Local and global investors who are concerned about the long-term security of mining investment profiles need policy certainty, streamlined processes and mining consolidation to ease investment fears.Director of New Africa Mining Fund, Neil Gardyne, believes government-mining processes in South Africa need to be streamlined because they take too long and as a result discourage investment. “There is a worry out there that mining investment takes too long locally for adequate capital returns. We had an investor who lodged an exploration permit for ore half in Botswana and half in SA. Botswana gave the permit in six weeks while in SA it took a year. By the time the SA permit arrived, they had already finished exploration in the Botswana half. Arduous procedures and red tape are not conducive to mining investment. After all, time is money.” He says the ore is there but government needs to focus on infrastructure and faster turnaround times if it wants to be attractive to investors. Equity and beneficiation needs to happen to address the imbalances of the past but there also needs to be a balance for mining capital to make the sector work. He says there is a risk that investors are already looking at other countries in Africa and abroad to invest where conditions are less arduous and unstable. “Policy uncertainty and labour unrest do not create an environment conducive to investment in this country. Government needs to do more to create a more encouraging environment for investment otherwise the mining sector will look to more stable climates to invest. If you look at Goldfields they have bought another mine in Australia and sold some off here.” Gardyne says this trend could pick up pace if major players do not act now and work together to create policy certainty, faster mineral rights processing and a more stable environment, conducive to long term mining investment for the sustainable benefit of all in SA. According to Eunomix MD, Claude Baissac, legislative instability, regulatory discretion, lack of transparency and slow procedures in the mining industry are symptomatic of a bigger problem.
“The government calls for public engagement but cannot accept they might be wrong, even if proven to be so. Any citizen or company that publicly criticizes the state is attacked and harshly rebuked by government.
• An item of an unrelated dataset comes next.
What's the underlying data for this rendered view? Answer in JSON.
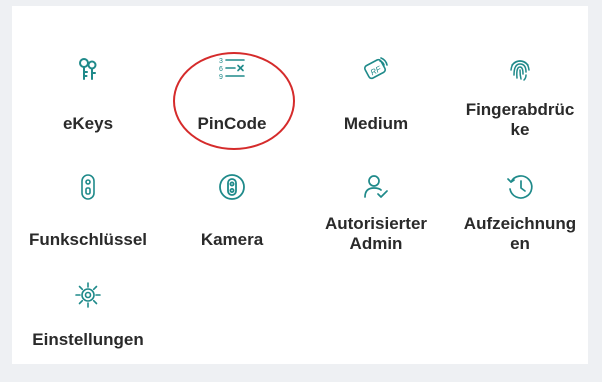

There is always this notion that government knows best. This is despite the fact that the crisis in mining is because the economic reality does not comply with state ideology.”Baissac says the current government economic policy is increasingly coming to resemble the state capitalism model of the old National Party when what is really called for is more liberalisation of the economy to fuel growth. For example, he sees the state parastatals neither playing a developmental role because there are no developmental, prices to fuel growth nor a capitalistic role because there is no competition in the marketplace that would help, drive down prices and create a more business friendly growth environment. “Parastatals are not doing a capital or developmental role; they are caught in the middle of the river, unable to offer subsidized prices to consumers for growth or to compete in the open marketplace in a liberalised and open economy. There is a legacy of collusion and cartels in the market and what we need is more competition not more control” Baissac concluded that in order to liberate SA’s growth potential government needs to reinforce a competition economy and through this encourage the private sector to unlock cash reserves it is holding onto in the face of policy uncertainty. Both Gardyne and Baissac join a stellar cast of speakers at this year’s Joburg Indaba taking place in Johannesburg in October, where heated debate is expected on more infrastructural issues facing the African mining sector.